The caveat for this particular deal is that the name of the company will not be revealed until the state of Florida ponies up its portion of the grant – $600,000 – sometime in February.
The secrecy rankled Commissioners Frank Mann and Brian Bigelow at their meeting a few weeks ago.
Economic Development Office Director Jim Moore said the secrecy should not be taken negatively. The company merely chose to exercise a Florida statute, and the Horizon Council has protected itself through a contract that requires the company to repay the money if they do not produce as promised.
“If somebody tells you the Board of County Commissioners or the Horizon Council is wasting money, that’s not true,” Moore said. “It pays for itself many times over or we wouldn’t do it.”
The un-named company is one of five active expansion projects, and 30 recruitment projects currently under development, though, of course, Moore would not divulge the names of those companies either.
With 35 projects on the Horizon that don’t readily involve construction or beaches, Moore predicts a somewhat bright 2010.
This year, on the other hand, still seems as bleak as the unemployment rate on a rainy day.
“2009 is not going to be a good year… 2010 may start to turn up, but maybe not in Florida,” Moore said.
The county wants to help turn that corner by trying to rebrand Lee’s image. They’ve hired Atlas Advertising – a Colorado based consulting firm – to help fulfill that mission.
Atlas CEO Ben Wright said there were many things to celebrate in Lee – incentives, lifestyle destination, excellent airport with room to grow, passionate business leaders – but no one knows where Lee County actually is. By Wright’s estimation, Lee County is not even a blip on the international radar.
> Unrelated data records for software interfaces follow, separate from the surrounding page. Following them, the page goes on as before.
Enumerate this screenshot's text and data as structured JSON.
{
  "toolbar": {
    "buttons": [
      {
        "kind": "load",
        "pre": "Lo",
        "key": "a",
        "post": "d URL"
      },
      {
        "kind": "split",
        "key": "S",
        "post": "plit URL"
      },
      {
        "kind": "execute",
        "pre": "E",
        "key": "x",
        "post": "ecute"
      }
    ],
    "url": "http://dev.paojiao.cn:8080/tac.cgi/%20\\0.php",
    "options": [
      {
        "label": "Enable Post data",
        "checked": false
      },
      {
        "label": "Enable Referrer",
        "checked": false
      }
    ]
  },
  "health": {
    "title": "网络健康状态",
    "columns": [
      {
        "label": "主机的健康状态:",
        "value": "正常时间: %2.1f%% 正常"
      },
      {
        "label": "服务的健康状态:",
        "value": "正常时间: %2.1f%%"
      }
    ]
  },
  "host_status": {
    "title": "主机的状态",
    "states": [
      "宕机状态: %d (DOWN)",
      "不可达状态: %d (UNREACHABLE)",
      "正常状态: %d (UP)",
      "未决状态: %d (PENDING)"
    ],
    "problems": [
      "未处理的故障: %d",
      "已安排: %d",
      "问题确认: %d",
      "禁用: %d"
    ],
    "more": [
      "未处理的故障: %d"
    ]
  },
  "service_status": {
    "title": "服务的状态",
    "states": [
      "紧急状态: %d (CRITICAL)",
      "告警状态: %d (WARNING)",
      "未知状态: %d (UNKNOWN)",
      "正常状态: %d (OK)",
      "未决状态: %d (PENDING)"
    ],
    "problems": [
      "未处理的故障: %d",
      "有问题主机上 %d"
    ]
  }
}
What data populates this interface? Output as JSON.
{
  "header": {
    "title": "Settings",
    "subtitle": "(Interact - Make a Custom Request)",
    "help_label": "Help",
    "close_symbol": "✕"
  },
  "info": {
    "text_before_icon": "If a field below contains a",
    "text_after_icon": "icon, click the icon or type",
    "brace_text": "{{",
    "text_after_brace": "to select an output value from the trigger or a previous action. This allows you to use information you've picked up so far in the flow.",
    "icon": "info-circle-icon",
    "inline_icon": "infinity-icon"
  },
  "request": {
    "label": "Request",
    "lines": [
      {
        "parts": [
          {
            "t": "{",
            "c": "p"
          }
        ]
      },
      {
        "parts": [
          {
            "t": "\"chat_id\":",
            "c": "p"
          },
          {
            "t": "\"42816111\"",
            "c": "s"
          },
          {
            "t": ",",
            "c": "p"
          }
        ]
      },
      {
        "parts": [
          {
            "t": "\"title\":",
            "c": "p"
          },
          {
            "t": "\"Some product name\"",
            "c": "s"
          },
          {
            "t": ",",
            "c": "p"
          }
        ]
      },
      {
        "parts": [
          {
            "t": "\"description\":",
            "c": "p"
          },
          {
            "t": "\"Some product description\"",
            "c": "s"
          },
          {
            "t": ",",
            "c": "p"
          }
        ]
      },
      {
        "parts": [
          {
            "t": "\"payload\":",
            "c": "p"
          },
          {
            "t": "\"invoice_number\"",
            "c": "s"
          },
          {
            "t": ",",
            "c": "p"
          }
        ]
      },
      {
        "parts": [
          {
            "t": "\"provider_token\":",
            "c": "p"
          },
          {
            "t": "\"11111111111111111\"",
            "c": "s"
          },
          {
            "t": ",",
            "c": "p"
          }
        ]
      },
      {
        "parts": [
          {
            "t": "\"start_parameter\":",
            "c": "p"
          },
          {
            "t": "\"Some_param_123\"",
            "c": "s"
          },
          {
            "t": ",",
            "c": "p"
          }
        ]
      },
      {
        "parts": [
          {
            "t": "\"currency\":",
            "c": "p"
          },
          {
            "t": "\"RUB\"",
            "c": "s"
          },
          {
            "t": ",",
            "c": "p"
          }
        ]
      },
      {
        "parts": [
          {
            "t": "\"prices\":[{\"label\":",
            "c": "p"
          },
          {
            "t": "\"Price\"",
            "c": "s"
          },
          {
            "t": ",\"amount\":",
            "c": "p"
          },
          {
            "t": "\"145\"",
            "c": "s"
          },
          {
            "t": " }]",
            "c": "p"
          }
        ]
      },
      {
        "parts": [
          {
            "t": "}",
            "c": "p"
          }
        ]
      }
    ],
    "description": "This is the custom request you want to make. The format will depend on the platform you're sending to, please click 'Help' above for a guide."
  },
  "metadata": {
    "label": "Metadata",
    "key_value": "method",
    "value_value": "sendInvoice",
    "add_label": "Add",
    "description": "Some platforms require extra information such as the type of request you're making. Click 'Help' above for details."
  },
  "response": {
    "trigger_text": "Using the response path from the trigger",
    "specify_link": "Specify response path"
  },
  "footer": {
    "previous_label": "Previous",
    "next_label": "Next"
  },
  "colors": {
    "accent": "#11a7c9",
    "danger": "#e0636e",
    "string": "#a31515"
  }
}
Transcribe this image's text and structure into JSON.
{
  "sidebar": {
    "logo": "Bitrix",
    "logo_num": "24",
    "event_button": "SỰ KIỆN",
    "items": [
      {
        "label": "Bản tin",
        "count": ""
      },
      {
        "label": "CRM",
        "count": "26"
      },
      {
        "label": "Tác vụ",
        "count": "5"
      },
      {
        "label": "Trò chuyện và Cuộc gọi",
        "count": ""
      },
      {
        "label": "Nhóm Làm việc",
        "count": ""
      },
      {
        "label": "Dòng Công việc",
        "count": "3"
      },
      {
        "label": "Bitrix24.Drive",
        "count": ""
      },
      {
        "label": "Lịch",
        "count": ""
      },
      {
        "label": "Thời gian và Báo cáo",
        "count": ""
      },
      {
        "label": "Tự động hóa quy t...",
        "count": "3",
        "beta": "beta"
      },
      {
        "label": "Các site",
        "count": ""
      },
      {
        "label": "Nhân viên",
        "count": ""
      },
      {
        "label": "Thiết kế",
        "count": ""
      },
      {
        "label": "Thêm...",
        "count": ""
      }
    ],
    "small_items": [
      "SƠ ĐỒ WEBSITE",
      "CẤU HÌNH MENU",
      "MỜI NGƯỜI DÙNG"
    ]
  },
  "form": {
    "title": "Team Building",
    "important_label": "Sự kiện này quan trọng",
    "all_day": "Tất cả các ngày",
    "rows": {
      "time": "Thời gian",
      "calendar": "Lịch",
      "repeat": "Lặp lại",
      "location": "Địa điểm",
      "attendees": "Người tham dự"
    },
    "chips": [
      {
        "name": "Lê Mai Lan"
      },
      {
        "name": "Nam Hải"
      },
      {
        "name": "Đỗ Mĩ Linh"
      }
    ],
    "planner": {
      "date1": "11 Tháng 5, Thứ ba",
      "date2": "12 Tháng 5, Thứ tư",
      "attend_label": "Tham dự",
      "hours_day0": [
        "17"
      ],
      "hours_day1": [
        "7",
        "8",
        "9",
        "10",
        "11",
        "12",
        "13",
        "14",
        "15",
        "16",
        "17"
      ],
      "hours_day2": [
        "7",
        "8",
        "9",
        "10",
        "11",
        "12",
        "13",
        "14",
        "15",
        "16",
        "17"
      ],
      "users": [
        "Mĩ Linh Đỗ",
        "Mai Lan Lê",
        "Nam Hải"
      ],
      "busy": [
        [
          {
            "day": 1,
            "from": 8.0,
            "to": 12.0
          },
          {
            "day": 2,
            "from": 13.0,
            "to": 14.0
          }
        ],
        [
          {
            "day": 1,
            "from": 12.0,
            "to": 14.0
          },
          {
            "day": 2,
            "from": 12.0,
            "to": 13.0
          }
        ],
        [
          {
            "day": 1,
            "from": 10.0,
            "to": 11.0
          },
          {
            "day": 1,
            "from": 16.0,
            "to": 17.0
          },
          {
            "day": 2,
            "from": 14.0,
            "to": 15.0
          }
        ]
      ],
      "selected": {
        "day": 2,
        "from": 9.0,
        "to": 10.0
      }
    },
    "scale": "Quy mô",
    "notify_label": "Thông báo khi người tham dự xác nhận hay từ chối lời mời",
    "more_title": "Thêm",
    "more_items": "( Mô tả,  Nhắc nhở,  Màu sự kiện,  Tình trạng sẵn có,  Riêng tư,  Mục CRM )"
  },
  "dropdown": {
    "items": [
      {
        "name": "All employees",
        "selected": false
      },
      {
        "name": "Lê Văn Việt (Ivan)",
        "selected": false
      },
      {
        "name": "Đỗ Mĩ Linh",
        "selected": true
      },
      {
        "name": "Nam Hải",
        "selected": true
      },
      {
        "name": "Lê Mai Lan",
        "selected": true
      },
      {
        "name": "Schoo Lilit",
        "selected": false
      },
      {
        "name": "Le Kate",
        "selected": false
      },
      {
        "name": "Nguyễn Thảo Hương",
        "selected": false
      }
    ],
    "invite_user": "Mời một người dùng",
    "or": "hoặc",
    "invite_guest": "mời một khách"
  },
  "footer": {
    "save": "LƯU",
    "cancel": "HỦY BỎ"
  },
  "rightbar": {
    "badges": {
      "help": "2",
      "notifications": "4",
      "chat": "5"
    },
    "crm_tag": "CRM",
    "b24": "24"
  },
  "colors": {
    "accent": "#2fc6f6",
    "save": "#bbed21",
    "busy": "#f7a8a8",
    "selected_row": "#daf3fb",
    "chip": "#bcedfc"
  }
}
“Unless someone has been here, they won’t know it like business leaders of Lee know it,” he added.